Accessing Column Names with .columns

Now, let's see how we can access these column names using Pandas. When you have a DataFrame, you can simply access the .columns attribute to retrieve the column names. The .columns attribute returns an Index object which is a sequence of column names.

Here's a simple example:

import pandas as pd

# Create a simple DataFrame
data = {
    'Title': ['To Kill a Mockingbird', '1984', 'The Great Gatsby'],
    'Author': ['Harper Lee', 'George Orwell', 'F. Scott Fitzgerald'],
    'Genre': ['Classic', 'Dystopian', 'Classic']

books_df = pd.DataFrame(data)

# Access the column names


Index(['Title', 'Author', 'Genre'], dtype='object')

Printing Column Names as a List

Sometimes, you might want to work with the column names as a list rather than an Index object. This can be done easily by converting the Index object to a list using the tolist() method.

Here's how you can do it:
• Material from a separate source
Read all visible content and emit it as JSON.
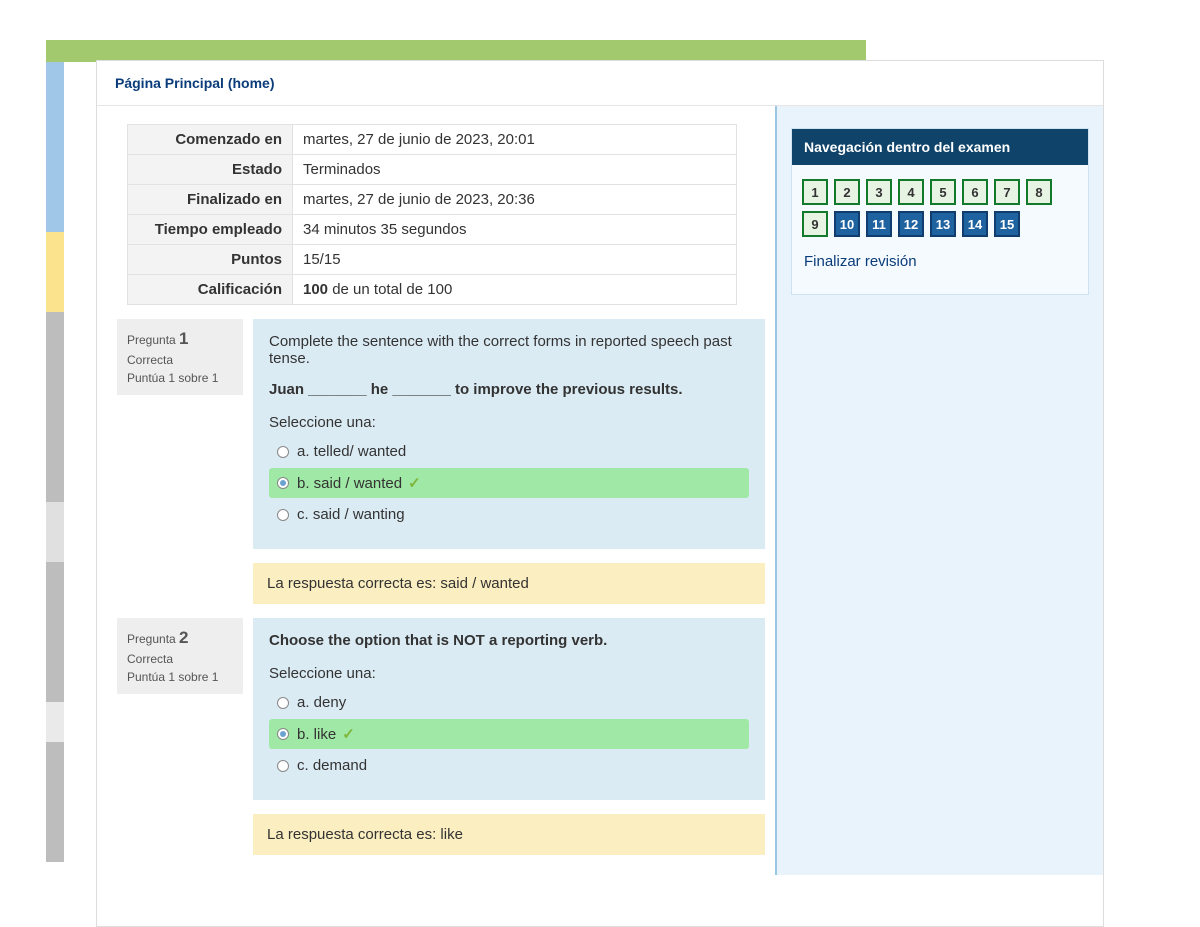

# Convert column names to a list and print
column_names = books_df.columns.tolist()


['Title', 'Author', 'Genre']

Looping Through Column Names

If you want to perform an action with each column name, you can loop through them using a for loop. This is similar to how you would loop through any list in Python.

For example, you might want to print each column name on a new line:

# Loop through column names and print each one
for column in books_df.columns:



Using Column Names in Data Analysis

Column names are not just for identification; they can be used to access and manipulate the data within those columns. For instance, if you want to get all the data from the 'Author' column, you can use the column name to do so:

# Access data in the 'Author' column
authors = books_df['Author']


0            Harper Lee
1         George Orwell
2    F. Scott Fitzgerald
Name: Author, dtype: object

Renaming Columns

There might be times when you need to rename the columns of your DataFrame for clarity or convenience. You can do this using the rename() method, which takes a dictionary that maps old column names to new ones.

Here's an example:

# Rename the 'Genre' column to 'Category'
books_df.rename(columns={'Genre': 'Category'}, inplace=True)


Index(['Title', 'Author', 'Category'], dtype='object')

Notice the use of inplace=True, which means that the DataFrame is modified in place and the changes are saved.

Filtering Columns by Name

In some cases, you may want to work with a subset of columns. You can filter the columns by their names using list comprehension, which is a concise way to create lists in Python.

For example, let's say you only want the column names that contain the letter 'T':

# Get column names that contain the letter 'T'
t_columns = [column for column in books_df.columns if 'T' in column]



Intuition and Analogies

To help you understand the concept of accessing and manipulating column names, think of a DataFrame as a wardrobe with labeled drawers. Each drawer (column) has a label (column name) that tells you what's inside it (the data). When you want to find your socks (a specific type of data), you look for the drawer labeled 'Socks' (the column name). Similarly, if you want to print out a list of all the labels on the drawers, you're essentially asking for all the column names in the DataFrame.


Column names are the guiding signs that help you navigate through the data in a DataFrame, much like street signs help you navigate a city. By learning how to access, print, and manipulate these names, you're equipping yourself with essential tools for data analysis. Whether you're simply listing all the column names, looping through them for a specific purpose, or filtering them based on certain criteria, you're taking steps towards becoming a more proficient data handler. Remember, just as a well-organized wardrobe makes it easier to find what you're looking for, a well-understood set of column names makes your data analysis tasks more manageable and your code clearer to anyone who reads it. Keep practicing these techniques, and soon, you'll be handling Pandas DataFrames with the ease of a seasoned data scientist.